**GOAL OF THE EXERCISE**: The response must consist of every record, restated word for word.

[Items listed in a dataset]
______________________________
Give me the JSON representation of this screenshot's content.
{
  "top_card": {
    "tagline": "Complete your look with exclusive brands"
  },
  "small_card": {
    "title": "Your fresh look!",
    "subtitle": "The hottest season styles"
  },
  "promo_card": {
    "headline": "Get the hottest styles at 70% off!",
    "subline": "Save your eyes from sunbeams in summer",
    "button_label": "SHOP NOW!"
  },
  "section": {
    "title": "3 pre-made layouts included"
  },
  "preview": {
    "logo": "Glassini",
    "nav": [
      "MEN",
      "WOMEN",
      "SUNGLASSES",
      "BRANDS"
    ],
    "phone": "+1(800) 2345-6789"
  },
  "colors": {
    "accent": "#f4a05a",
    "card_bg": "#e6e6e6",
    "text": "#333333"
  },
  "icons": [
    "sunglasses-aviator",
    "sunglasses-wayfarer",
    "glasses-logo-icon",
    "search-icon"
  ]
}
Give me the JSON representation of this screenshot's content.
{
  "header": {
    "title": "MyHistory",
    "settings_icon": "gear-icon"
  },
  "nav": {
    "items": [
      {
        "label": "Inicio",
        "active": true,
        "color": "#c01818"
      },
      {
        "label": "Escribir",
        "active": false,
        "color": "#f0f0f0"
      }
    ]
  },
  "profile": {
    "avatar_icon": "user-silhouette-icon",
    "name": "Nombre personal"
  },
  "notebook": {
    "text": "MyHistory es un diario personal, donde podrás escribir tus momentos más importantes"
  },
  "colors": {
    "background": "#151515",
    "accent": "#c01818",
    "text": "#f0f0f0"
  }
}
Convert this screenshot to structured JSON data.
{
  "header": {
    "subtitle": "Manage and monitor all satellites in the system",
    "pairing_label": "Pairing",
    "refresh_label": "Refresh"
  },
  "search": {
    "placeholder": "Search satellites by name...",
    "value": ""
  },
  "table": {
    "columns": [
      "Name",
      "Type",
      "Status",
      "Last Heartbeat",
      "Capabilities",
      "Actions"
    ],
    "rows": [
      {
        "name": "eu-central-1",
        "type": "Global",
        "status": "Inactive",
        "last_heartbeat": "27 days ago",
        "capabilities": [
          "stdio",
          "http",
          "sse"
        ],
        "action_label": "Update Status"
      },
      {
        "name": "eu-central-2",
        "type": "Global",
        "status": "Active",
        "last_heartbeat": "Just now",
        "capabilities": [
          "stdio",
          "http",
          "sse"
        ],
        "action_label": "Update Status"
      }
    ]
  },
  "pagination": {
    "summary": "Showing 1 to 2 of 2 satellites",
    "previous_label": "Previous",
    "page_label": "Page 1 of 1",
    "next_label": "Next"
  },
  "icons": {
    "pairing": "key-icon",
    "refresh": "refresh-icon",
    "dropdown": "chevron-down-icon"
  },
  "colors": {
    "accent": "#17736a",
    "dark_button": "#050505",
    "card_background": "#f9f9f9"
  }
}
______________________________
**ANSWER BELOW**:
Give me the JSON representation of this screenshot's content.
{
  "top_card": {
    "tagline": "Complete your look with exclusive brands"
  },
  "small_card": {
    "title": "Your fresh look!",
    "subtitle": "The hottest season styles"
  },
  "promo_card": {
    "headline": "Get the hottest styles at 70% off!",
    "subline": "Save your eyes from sunbeams in summer",
    "button_label": "SHOP NOW!"
  },
  "section": {
    "title": "3 pre-made layouts included"
  },
  "preview": {
    "logo": "Glassini",
    "nav": [
      "MEN",
      "WOMEN",
      "SUNGLASSES",
      "BRANDS"
    ],
    "phone": "+1(800) 2345-6789"
  },
  "colors": {
    "accent": "#f4a05a",
    "card_bg": "#e6e6e6",
    "text": "#333333"
  },
  "icons": [
    "sunglasses-aviator",
    "sunglasses-wayfarer",
    "glasses-logo-icon",
    "search-icon"
  ]
}
Give me the JSON representation of this screenshot's content.
{
  "header": {
    "title": "MyHistory",
    "settings_icon": "gear-icon"
  },
  "nav": {
    "items": [
      {
        "label": "Inicio",
        "active": true,
        "color": "#c01818"
      },
      {
        "label": "Escribir",
        "active": false,
        "color": "#f0f0f0"
      }
    ]
  },
  "profile": {
    "avatar_icon": "user-silhouette-icon",
    "name": "Nombre personal"
  },
  "notebook": {
    "text": "MyHistory es un diario personal, donde podrás escribir tus momentos más importantes"
  },
  "colors": {
    "background": "#151515",
    "accent": "#c01818",
    "text": "#f0f0f0"
  }
}
Convert this screenshot to structured JSON data.
{
  "header": {
    "subtitle": "Manage and monitor all satellites in the system",
    "pairing_label": "Pairing",
    "refresh_label": "Refresh"
  },
  "search": {
    "placeholder": "Search satellites by name...",
    "value": ""
  },
  "table": {
    "columns": [
      "Name",
      "Type",
      "Status",
      "Last Heartbeat",
      "Capabilities",
      "Actions"
    ],
    "rows": [
      {
        "name": "eu-central-1",
        "type": "Global",
        "status": "Inactive",
        "last_heartbeat": "27 days ago",
        "capabilities": [
          "stdio",
          "http",
          "sse"
        ],
        "action_label": "Update Status"
      },
      {
        "name": "eu-central-2",
        "type": "Global",
        "status": "Active",
        "last_heartbeat": "Just now",
        "capabilities": [
          "stdio",
          "http",
          "sse"
        ],
        "action_label": "Update Status"
      }
    ]
  },
  "pagination": {
    "summary": "Showing 1 to 2 of 2 satellites",
    "previous_label": "Previous",
    "page_label": "Page 1 of 1",
    "next_label": "Next"
  },
  "icons": {
    "pairing": "key-icon",
    "refresh": "refresh-icon",
    "dropdown": "chevron-down-icon"
  },
  "colors": {
    "accent": "#17736a",
    "dark_button": "#050505",
    "card_background": "#f9f9f9"
  }
}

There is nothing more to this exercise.